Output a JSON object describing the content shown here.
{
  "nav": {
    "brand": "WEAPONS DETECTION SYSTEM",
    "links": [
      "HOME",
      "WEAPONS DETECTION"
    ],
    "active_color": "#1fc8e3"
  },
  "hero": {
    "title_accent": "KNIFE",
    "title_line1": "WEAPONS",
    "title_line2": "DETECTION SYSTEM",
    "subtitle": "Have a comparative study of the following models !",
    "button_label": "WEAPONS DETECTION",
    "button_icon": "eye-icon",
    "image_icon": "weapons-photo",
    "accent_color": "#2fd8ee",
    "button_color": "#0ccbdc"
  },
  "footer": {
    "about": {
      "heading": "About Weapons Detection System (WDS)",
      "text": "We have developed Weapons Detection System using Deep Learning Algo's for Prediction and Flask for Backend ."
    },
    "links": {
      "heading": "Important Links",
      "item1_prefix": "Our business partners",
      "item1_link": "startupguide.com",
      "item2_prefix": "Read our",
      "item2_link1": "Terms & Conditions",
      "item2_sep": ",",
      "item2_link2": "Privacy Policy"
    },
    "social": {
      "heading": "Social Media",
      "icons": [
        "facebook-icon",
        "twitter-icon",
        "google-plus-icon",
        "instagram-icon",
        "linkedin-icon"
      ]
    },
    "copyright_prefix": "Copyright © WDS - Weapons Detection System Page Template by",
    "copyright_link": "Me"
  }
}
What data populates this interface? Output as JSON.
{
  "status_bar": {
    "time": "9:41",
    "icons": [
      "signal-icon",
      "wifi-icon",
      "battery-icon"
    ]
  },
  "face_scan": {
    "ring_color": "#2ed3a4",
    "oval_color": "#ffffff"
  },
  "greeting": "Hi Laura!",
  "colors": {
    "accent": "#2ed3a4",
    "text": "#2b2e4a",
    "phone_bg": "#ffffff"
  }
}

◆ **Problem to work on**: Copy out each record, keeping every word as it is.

◆ **Output of the task**:
Output a JSON object describing the content shown here.
{
  "nav": {
    "brand": "WEAPONS DETECTION SYSTEM",
    "links": [
      "HOME",
      "WEAPONS DETECTION"
    ],
    "active_color": "#1fc8e3"
  },
  "hero": {
    "title_accent": "KNIFE",
    "title_line1": "WEAPONS",
    "title_line2": "DETECTION SYSTEM",
    "subtitle": "Have a comparative study of the following models !",
    "button_label": "WEAPONS DETECTION",
    "button_icon": "eye-icon",
    "image_icon": "weapons-photo",
    "accent_color": "#2fd8ee",
    "button_color": "#0ccbdc"
  },
  "footer": {
    "about": {
      "heading": "About Weapons Detection System (WDS)",
      "text": "We have developed Weapons Detection System using Deep Learning Algo's for Prediction and Flask for Backend ."
    },
    "links": {
      "heading": "Important Links",
      "item1_prefix": "Our business partners",
      "item1_link": "startupguide.com",
      "item2_prefix": "Read our",
      "item2_link1": "Terms & Conditions",
      "item2_sep": ",",
      "item2_link2": "Privacy Policy"
    },
    "social": {
      "heading": "Social Media",
      "icons": [
        "facebook-icon",
        "twitter-icon",
        "google-plus-icon",
        "instagram-icon",
        "linkedin-icon"
      ]
    },
    "copyright_prefix": "Copyright © WDS - Weapons Detection System Page Template by",
    "copyright_link": "Me"
  }
}
What data populates this interface? Output as JSON.
{
  "status_bar": {
    "time": "9:41",
    "icons": [
      "signal-icon",
      "wifi-icon",
      "battery-icon"
    ]
  },
  "face_scan": {
    "ring_color": "#2ed3a4",
    "oval_color": "#ffffff"
  },
  "greeting": "Hi Laura!",
  "colors": {
    "accent": "#2ed3a4",
    "text": "#2b2e4a",
    "phone_bg": "#ffffff"
  }
}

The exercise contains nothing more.